Showdown over $7.8 billion plan to restore the Everglades
Congress begins debating its share of nation's largest, costliest restoration project.
Florida politicians and environmental lobbyists are pulling out every adjective they can muster to help build national support for a proposed $7.8 billion plan to save Florida's Everglades.
"We are committing ourselves this week to a 20- to 30-year effort that I think will result in one of the great triumphs of the century," says Sen. Bob Graham (D) of Florida.
As if not to be outdone, David Guggenheim of the Everglades Coalition says: "This is the largest environmental restoration project in the history of civilization."
To be accurate, it is the largest environmental restoration project ever proposed. What is unclear still is whether Congress will agree to pay for it.
This week, after years of debate and study in South Florida, lawmakers in Washington are getting their first detailed look at how a team of scientists, engineers, and environmentalists are proposing to convert a 50-year-old flood-control system back into a natural ecosystem. The federal price tag: roughly $200 million a year for the next 20 years.
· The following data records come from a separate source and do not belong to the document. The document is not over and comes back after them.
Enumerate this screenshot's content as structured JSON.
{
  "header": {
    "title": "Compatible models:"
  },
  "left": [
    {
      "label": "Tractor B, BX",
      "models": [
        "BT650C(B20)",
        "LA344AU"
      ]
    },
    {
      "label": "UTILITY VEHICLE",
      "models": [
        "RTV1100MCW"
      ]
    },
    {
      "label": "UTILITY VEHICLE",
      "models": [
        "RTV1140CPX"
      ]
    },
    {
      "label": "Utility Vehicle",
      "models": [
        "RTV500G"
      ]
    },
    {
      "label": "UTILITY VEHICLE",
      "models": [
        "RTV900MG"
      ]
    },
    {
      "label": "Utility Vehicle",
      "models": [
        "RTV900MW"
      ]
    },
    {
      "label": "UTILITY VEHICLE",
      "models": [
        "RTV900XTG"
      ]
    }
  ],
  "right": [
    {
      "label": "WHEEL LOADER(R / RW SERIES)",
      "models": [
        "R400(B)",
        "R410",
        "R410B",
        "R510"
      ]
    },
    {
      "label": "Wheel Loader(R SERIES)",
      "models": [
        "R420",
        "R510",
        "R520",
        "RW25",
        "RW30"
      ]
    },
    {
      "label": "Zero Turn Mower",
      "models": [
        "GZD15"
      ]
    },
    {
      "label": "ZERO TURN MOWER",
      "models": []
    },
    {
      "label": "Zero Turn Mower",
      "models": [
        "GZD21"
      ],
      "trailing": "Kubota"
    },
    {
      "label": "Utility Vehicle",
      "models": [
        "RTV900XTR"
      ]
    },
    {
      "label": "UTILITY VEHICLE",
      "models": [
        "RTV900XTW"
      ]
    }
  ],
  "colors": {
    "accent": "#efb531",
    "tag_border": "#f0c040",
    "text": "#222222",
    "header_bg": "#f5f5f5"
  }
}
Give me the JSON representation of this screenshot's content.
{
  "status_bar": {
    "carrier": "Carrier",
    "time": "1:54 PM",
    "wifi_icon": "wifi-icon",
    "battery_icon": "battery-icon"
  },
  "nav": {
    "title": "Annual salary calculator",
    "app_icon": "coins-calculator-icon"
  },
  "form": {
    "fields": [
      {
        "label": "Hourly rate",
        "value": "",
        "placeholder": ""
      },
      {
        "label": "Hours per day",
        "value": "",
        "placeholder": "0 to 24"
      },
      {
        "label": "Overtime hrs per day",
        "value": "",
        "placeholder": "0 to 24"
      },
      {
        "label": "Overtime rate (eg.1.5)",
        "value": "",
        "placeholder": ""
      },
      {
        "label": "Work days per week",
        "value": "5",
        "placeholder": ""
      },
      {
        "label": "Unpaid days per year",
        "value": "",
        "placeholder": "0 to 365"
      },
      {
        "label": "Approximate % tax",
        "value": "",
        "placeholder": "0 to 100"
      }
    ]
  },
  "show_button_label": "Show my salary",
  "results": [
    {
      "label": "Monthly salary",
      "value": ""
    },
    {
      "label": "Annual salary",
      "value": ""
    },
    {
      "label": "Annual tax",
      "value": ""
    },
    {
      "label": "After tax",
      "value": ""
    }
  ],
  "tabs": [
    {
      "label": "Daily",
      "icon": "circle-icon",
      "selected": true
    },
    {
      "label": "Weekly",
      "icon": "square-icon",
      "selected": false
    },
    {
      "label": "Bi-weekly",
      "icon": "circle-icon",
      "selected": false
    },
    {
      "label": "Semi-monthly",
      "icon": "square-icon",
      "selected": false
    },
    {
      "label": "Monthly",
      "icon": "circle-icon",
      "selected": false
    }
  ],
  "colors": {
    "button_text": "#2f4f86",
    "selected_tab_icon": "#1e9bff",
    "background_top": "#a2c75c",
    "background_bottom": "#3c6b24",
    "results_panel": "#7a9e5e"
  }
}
Florida has already pledged to pay for half of the multibillion-dollar project.
While there is widespread support in Washington for the effort, analysts acknowledge that it may require more than a bit of legislative finesse. Senator Graham says he is encouraged about the plan's chances, but he admits that he doesn't have a signed contract yet. "This is a bipartisan effort in Congress, but it is going to take some real heavy lifting," says Ron Tipton of the World Wildlife Fund.
The Everglades system encompasses a huge area across the southern third of Florida. It begins with meandering rivers south of Orlando, continues across and around Lake Okeechobee, and flows into the River of Grass, a wide expanse of saw grass and shallow water that continues slowly to the Gulf of Mexico.
Earlier this century, developers recognized that they could drain and fill portions of the Everglades to provide cheap land for farms and houses. The US Army Corps of Engineers cut canals through the region, rechanneling much of the water away from its slow flow to the Gulf and dumping it instead into the Atlantic Ocean.
At the same time, roads and highways were built across the Everglades, structures that acted like partial dams by slowing or altering the flow of water.
To many it seemed that "progress" was taming the vast swamp. In reality, it is significantly changing a unique and critical habitat for 68 threatened or endangered species. The wading-bird population, for example, is down 90 percent from levels recorded at the beginning of the century. In addition, by disrupting the flow of water, the huge aquifer that extends under the cities of southeastern Florida is being deprived of water needed to keep it full. Salt water from the ocean has begun intruding into what had been freshwater wells.
VIRTUALLY every major environmental problem created through mismanagement by man was foreseen and warned of more than 50 years ago by famed conservationist Marjory Stoneman Douglas. But her warnings were ignored.
For the first time, the cost of ignoring Ms. Douglas has been quantified. By one estimate, in today's dollars it cost $3 billion to build the flood-control systems and other infrastructure. It will cost more than twice that to save the ecosystem.
The essence of the plan is an attempt to restore both the amount and timing of the southward water flow. To do that, runoff from farms and urban areas must first be cleansed of pollutants. At the same time, the system must provide enough flexibility to offer a reliable level of flood control.
Environmentalists, scientists, and politicians all admit that nothing like this has been attempted before. But experts are confident the project will result in major advances and perhaps a few scientific breakthroughs that will benefit mankind.
"If we succeed, this will become the model for how we do ecosystem restoration in this country and around the world," says John Flicker, who heads the National Audubon Society.
The plan doesn't try to solve every problem facing the Everglades. One major failing is that it does not address a means to slow or halt the explosive population growth and development in South Florida. Instead, the Everglades restoration plan appears to embrace a concept of continued uncontrolled population growth in the region surrounding the fragile ecosystem.
Estimates are that the current population of 5.5 million will more than double to 12 million by 2050.
In addition to warning about the disastrous effects of flood control on the River Grass, Douglas also warned of the dangers of unrestrained population growth. It is one warning officials continue to ignore.